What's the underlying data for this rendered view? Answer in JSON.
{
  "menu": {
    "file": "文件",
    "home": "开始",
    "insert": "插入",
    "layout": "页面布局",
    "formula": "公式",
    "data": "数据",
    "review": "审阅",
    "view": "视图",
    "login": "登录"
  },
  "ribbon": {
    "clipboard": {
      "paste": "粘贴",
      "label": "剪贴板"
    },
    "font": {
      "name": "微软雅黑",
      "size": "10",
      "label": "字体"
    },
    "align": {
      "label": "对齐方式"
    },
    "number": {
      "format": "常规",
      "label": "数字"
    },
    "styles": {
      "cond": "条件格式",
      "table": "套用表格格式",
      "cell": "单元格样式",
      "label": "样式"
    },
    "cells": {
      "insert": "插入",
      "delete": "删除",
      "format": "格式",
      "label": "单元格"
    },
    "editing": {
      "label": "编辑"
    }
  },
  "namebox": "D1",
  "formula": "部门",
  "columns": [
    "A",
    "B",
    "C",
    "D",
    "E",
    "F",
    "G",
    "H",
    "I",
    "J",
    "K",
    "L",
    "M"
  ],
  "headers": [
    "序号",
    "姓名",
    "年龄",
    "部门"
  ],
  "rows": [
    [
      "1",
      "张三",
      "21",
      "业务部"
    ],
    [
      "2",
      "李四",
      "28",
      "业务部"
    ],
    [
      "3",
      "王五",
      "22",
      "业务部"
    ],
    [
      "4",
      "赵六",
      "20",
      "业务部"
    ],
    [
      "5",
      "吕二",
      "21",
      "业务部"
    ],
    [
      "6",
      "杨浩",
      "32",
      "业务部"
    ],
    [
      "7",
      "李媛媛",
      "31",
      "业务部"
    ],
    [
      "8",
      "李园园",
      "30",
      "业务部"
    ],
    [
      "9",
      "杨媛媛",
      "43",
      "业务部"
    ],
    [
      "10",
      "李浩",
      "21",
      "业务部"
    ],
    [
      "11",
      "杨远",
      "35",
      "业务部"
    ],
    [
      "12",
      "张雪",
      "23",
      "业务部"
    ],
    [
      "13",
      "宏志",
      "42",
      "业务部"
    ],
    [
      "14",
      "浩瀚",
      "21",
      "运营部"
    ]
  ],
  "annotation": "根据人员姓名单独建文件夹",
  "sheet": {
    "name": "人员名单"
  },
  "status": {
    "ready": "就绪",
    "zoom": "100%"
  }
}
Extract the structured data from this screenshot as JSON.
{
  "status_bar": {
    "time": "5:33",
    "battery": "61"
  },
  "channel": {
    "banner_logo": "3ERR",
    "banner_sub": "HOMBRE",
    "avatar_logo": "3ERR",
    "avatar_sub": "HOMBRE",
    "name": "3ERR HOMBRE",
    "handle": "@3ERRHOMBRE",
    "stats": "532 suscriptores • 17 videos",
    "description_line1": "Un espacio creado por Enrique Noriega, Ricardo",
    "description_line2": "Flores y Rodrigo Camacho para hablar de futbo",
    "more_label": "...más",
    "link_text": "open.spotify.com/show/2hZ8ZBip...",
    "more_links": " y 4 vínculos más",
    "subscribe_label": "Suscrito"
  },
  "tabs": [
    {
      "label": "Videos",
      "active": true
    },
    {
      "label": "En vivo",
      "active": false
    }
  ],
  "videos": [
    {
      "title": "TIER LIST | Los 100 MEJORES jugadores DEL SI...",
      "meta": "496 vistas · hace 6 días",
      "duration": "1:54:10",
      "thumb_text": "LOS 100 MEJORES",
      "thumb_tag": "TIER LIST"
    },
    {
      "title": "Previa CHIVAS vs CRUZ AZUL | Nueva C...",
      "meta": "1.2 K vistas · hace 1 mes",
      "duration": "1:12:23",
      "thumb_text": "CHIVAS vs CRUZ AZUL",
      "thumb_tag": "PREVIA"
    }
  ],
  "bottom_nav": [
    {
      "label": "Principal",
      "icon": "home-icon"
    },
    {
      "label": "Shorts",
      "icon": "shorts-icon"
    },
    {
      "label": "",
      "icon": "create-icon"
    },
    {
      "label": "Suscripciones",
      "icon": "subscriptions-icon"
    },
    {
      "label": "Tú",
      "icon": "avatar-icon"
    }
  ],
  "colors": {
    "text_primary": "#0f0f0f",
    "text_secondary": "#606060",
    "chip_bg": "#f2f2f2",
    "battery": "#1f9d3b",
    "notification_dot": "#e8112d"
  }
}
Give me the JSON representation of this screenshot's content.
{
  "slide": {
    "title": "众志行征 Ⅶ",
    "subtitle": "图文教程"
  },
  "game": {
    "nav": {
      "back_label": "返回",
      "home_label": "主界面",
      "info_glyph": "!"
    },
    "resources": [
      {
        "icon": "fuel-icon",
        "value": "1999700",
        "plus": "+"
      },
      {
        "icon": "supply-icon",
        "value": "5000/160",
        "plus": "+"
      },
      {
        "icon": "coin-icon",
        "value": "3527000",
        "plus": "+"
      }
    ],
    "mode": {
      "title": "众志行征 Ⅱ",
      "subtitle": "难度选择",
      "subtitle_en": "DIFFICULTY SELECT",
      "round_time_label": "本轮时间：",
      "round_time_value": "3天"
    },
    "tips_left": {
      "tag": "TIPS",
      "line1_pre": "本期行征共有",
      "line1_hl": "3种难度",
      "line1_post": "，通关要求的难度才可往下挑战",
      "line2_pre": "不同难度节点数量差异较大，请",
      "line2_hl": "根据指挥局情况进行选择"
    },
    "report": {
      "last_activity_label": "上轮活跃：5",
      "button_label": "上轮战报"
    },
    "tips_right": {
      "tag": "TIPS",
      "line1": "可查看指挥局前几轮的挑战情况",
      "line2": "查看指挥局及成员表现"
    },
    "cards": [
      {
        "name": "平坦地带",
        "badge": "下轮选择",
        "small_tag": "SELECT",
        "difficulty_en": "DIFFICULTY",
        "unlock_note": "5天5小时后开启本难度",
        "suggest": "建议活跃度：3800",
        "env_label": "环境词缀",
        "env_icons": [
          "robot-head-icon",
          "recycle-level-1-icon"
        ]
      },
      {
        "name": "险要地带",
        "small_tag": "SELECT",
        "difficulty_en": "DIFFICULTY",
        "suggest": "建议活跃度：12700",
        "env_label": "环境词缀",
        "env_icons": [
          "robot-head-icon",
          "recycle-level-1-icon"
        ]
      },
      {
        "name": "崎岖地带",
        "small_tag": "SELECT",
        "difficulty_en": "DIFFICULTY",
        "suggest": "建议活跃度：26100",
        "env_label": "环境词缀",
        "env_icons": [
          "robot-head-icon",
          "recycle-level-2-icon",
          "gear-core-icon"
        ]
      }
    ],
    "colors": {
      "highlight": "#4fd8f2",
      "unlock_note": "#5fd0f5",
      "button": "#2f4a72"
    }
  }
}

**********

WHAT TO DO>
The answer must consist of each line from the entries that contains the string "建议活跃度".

OUTPUT OF THE EXERCISE>
        "suggest": "建议活跃度：3800",
        "suggest": "建议活跃度：12700",
        "suggest": "建议活跃度：26100",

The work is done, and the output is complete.